• [Action item]
Type out each entry exactly.

• [Data for analysis]
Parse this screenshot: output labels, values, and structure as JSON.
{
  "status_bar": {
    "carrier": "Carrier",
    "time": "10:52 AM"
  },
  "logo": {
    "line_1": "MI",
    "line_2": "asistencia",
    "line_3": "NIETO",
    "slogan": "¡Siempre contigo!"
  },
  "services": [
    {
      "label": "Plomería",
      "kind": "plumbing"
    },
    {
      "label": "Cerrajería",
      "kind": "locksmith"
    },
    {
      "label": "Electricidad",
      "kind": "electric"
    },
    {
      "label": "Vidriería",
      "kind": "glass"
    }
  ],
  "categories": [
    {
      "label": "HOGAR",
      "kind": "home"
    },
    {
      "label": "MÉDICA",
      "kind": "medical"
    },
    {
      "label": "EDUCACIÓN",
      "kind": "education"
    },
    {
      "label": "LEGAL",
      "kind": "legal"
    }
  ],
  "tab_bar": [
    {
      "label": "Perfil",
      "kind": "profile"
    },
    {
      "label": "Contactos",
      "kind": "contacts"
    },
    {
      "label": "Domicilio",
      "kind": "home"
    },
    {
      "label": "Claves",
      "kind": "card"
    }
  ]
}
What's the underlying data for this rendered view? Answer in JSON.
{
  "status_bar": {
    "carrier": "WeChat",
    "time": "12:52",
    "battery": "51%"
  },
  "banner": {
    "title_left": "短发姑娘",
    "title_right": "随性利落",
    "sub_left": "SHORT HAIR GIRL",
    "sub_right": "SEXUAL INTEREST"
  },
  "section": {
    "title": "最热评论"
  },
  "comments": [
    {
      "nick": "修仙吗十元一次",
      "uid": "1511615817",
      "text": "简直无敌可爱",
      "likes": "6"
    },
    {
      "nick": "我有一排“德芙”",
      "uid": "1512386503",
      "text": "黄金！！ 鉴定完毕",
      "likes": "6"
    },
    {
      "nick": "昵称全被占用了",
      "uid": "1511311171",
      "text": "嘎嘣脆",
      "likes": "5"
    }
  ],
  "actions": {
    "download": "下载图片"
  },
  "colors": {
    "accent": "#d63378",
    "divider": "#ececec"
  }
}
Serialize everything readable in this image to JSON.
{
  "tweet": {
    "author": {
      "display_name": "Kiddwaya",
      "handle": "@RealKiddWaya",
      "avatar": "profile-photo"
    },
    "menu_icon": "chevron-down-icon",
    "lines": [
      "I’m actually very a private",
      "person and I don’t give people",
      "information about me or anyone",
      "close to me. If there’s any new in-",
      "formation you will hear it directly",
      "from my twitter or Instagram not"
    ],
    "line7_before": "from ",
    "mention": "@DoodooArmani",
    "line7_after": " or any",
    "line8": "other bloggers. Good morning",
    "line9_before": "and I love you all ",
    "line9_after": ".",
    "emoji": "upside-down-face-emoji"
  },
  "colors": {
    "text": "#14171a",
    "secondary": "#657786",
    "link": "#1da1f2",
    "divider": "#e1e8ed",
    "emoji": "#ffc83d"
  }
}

• [Result for this exercise]
Parse this screenshot: output labels, values, and structure as JSON.
{
  "status_bar": {
    "carrier": "Carrier",
    "time": "10:52 AM"
  },
  "logo": {
    "line_1": "MI",
    "line_2": "asistencia",
    "line_3": "NIETO",
    "slogan": "¡Siempre contigo!"
  },
  "services": [
    {
      "label": "Plomería",
      "kind": "plumbing"
    },
    {
      "label": "Cerrajería",
      "kind": "locksmith"
    },
    {
      "label": "Electricidad",
      "kind": "electric"
    },
    {
      "label": "Vidriería",
      "kind": "glass"
    }
  ],
  "categories": [
    {
      "label": "HOGAR",
      "kind": "home"
    },
    {
      "label": "MÉDICA",
      "kind": "medical"
    },
    {
      "label": "EDUCACIÓN",
      "kind": "education"
    },
    {
      "label": "LEGAL",
      "kind": "legal"
    }
  ],
  "tab_bar": [
    {
      "label": "Perfil",
      "kind": "profile"
    },
    {
      "label": "Contactos",
      "kind": "contacts"
    },
    {
      "label": "Domicilio",
      "kind": "home"
    },
    {
      "label": "Claves",
      "kind": "card"
    }
  ]
}
What's the underlying data for this rendered view? Answer in JSON.
{
  "status_bar": {
    "carrier": "WeChat",
    "time": "12:52",
    "battery": "51%"
  },
  "banner": {
    "title_left": "短发姑娘",
    "title_right": "随性利落",
    "sub_left": "SHORT HAIR GIRL",
    "sub_right": "SEXUAL INTEREST"
  },
  "section": {
    "title": "最热评论"
  },
  "comments": [
    {
      "nick": "修仙吗十元一次",
      "uid": "1511615817",
      "text": "简直无敌可爱",
      "likes": "6"
    },
    {
      "nick": "我有一排“德芙”",
      "uid": "1512386503",
      "text": "黄金！！ 鉴定完毕",
      "likes": "6"
    },
    {
      "nick": "昵称全被占用了",
      "uid": "1511311171",
      "text": "嘎嘣脆",
      "likes": "5"
    }
  ],
  "actions": {
    "download": "下载图片"
  },
  "colors": {
    "accent": "#d63378",
    "divider": "#ececec"
  }
}
Serialize everything readable in this image to JSON.
{
  "tweet": {
    "author": {
      "display_name": "Kiddwaya",
      "handle": "@RealKiddWaya",
      "avatar": "profile-photo"
    },
    "menu_icon": "chevron-down-icon",
    "lines": [
      "I’m actually very a private",
      "person and I don’t give people",
      "information about me or anyone",
      "close to me. If there’s any new in-",
      "formation you will hear it directly",
      "from my twitter or Instagram not"
    ],
    "line7_before": "from ",
    "mention": "@DoodooArmani",
    "line7_after": " or any",
    "line8": "other bloggers. Good morning",
    "line9_before": "and I love you all ",
    "line9_after": ".",
    "emoji": "upside-down-face-emoji"
  },
  "colors": {
    "text": "#14171a",
    "secondary": "#657786",
    "link": "#1da1f2",
    "divider": "#e1e8ed",
    "emoji": "#ffc83d"
  }
}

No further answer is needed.